▼

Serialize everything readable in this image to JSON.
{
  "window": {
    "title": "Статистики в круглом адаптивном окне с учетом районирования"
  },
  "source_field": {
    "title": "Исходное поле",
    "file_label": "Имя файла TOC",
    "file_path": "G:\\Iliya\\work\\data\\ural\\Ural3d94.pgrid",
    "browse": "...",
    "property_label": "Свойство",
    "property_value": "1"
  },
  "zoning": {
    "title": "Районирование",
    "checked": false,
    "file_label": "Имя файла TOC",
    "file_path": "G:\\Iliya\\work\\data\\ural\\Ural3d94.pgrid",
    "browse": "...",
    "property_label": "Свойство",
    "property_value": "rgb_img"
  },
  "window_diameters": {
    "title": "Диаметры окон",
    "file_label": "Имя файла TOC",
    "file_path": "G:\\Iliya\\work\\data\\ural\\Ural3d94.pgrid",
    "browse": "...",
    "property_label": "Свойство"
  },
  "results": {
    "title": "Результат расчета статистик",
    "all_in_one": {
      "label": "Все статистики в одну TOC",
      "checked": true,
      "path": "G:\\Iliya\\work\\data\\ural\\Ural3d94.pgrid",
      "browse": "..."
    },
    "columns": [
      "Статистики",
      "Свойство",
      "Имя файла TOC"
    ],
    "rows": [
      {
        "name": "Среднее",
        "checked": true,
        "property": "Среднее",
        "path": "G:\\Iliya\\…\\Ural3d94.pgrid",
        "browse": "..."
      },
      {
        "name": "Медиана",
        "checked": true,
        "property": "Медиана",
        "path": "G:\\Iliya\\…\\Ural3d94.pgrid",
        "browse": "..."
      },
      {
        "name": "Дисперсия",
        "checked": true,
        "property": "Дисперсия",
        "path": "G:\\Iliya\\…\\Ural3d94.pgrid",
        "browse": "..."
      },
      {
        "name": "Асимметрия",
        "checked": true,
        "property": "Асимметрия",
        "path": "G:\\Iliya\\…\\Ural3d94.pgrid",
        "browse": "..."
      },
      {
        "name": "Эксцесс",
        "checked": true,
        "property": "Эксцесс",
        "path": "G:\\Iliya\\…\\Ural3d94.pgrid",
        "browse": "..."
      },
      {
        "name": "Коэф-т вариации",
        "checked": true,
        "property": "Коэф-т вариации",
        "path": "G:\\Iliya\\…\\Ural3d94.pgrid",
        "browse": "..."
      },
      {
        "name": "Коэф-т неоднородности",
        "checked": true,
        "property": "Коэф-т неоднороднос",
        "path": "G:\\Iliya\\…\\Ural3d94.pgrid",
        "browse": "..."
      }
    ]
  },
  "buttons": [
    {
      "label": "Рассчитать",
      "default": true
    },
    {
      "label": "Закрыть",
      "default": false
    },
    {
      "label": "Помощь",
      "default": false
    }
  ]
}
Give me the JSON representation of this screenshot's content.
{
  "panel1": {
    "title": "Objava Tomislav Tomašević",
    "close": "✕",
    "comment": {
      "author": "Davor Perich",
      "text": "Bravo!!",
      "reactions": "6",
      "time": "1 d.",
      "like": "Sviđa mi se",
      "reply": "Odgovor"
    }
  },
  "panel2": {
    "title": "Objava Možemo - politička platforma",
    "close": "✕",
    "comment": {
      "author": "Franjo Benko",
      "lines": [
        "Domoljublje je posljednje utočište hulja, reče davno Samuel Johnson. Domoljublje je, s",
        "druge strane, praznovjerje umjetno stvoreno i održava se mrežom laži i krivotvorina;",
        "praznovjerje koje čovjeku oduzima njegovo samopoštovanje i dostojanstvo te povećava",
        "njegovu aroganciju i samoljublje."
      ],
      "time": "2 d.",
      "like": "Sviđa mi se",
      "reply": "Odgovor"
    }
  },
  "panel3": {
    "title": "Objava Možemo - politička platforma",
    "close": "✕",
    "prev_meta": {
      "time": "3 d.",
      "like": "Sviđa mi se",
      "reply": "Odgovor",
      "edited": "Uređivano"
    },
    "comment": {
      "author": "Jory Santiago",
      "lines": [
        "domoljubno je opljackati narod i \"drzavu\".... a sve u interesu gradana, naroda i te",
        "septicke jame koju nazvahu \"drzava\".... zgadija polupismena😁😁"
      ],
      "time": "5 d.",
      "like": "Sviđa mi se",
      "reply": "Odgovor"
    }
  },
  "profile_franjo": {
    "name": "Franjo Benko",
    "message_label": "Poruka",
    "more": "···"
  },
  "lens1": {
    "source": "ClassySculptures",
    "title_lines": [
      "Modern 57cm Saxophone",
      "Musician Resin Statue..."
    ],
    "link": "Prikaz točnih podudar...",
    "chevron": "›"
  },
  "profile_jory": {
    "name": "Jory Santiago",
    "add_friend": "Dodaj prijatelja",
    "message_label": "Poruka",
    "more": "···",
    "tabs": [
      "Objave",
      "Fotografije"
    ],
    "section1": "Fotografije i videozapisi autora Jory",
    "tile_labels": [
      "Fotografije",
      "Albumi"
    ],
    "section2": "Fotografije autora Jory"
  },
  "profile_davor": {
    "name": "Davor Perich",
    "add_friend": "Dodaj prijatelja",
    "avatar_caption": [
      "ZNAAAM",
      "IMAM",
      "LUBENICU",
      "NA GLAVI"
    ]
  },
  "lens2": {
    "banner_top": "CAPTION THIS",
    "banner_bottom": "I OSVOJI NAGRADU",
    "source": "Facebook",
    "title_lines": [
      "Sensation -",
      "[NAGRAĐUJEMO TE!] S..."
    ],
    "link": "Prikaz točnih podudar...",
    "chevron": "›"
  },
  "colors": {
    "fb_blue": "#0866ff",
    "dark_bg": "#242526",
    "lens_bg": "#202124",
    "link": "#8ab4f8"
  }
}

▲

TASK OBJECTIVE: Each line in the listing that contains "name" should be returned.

YOUR RESPONSE:
        "name": "Среднее",
        "name": "Медиана",
        "name": "Дисперсия",
        "name": "Асимметрия",
        "name": "Эксцесс",
        "name": "Коэф-т вариации",
        "name": "Коэф-т неоднородности",
    "name": "Franjo Benko",
    "name": "Jory Santiago",
    "name": "Davor Perich",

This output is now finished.